Your initial reaction, like mine, may be to simply go get more cash to ensure it’s in-pocket for grocery buys. But ATMs are also affected. Because many of them use Rogers. So no getting money from at least some, maybe many, ATMs, either. Going to a bank in-person would be the best logical step, and I may do that myself shortly, but not everyone can get to a bank. And if everyone who can do so must be there to get money, then the line-ups and wait times will increase, thereby reducing how many people will be able to get money that way.

Then my What If…? writer brain kicks in, as it does, taking what’s going on even farther.

If Telus and especially Bell, the other two big telecoms in Canada, were to go down at the same time as Rogers, it wouldn’t take long for things to start getting chaotic. Very few people would be able to contact anyone else. 95% of Canadians (at a wild but probably pretty good guess) wouldn’t be able to call or text each other nor get online to email; not casually, not to verify each others’ safety, and not for emergencies. Business that rely on digital communication to operate–electrical companies, home and liquid gas suppliers, food shipments, transit systems, etc.–could be frozen. The impacts span from minimal irks to essential systems.

There are people around the globe who survive just fine without technology, of course, even in this century. But those are people who perhaps haven’t come to use technology, let alone rely on it. The development of all these conveniences and our growing dependency on it is all fine and well when it’s operating properly. But what happens if–strike that, when–it doesn’t?

All of which will hopefully be a wake-up call to everyone, myself included, to not just assume (as is so easy to do) that everything fundamental to our lives that operates as it normally does, always will. And to maybe have some plans in place for what happens if they don’t.
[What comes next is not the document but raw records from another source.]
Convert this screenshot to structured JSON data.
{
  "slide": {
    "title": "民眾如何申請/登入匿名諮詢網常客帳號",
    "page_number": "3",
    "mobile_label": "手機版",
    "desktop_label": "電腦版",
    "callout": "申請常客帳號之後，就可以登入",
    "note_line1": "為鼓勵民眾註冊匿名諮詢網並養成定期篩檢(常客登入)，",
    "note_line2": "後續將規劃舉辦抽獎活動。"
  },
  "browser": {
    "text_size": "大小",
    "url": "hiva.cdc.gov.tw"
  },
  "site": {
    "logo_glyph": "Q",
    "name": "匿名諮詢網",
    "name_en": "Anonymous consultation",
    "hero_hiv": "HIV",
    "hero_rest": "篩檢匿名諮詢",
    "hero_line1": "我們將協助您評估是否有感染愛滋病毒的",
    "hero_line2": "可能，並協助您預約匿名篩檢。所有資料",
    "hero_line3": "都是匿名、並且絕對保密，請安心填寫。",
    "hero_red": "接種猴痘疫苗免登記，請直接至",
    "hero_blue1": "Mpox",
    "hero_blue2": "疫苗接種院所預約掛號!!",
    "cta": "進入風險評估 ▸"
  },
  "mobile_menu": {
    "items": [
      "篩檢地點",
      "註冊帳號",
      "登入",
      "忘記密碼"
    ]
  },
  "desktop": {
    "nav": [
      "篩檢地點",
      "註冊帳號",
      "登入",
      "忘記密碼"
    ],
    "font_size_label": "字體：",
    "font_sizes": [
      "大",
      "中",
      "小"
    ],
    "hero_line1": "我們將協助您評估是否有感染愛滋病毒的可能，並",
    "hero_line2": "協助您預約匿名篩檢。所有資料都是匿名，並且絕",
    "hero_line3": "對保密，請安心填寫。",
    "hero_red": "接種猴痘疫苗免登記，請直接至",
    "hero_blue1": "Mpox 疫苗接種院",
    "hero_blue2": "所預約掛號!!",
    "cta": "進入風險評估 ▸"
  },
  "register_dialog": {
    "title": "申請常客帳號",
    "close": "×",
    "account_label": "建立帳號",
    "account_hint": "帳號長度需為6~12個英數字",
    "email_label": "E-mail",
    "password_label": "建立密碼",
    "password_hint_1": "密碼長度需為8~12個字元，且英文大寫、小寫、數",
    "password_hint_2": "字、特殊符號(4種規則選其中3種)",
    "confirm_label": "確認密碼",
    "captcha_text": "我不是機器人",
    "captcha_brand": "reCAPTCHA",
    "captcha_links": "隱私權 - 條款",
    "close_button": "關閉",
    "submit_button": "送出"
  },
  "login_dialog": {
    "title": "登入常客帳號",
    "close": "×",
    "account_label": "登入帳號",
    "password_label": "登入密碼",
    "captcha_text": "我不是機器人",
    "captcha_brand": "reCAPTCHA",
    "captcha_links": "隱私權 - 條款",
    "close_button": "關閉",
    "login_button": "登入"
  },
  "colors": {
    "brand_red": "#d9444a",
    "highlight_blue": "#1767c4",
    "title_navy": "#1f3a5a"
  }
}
I’m not talking going all prepper and holing up somewhere, homesteading a farm and hunting for food and waiting for society to collapse (“Hey, kiddo… you know how a week ago you were stressing about your upcoming report card marks? Well great news: You don’t have to worry about that ever again. Here’s a filter straw, a case of .22-calibre ammo for the rifle you’re going to learn to shoot, and a guide on how to dress a deer. Road trip!”) But maybe we… I dunno… stop encouraging only competition among telecom businesses and they start striking some backup deals with each other? Call me crazy, but what if Rogers had a deal with Bell where if (*ahem* when) their service goes down, their customers can seamlessly piggyback onto Bell systems while Rogers straightens everything out? They’d agree to pay Bell a fee for the time/bandwidth/whatever was used in the interim, flip the switch for all their clients to get back onto Rogers once they can, and not only is no one necessarily any the wiser, but most importantly, aware of the brief switch or not, everyone and everything that primarily relies on Rogers will still be able to operate. Bell could do the same in return, of course. We (and millions of others) would be hosed right now if this was a Bell issue and not a Rogers issue. While we’ve had both companies for multiple services in the past and find we prefer Bell, we’d of course take Rogers in an instant vs having zero services. I’d think most others would agree.

And assuming the big companies continue to not want to play well together, maybe taking some prepper baby steps wouldn’t be a terrible idea. Have some liquid cash in the house for a couple of weeks of food and supplies. Maybe stock up a little on essential items that have a long shelf-life. And I wonder if we’d get a discount on a bulk order of filter straws…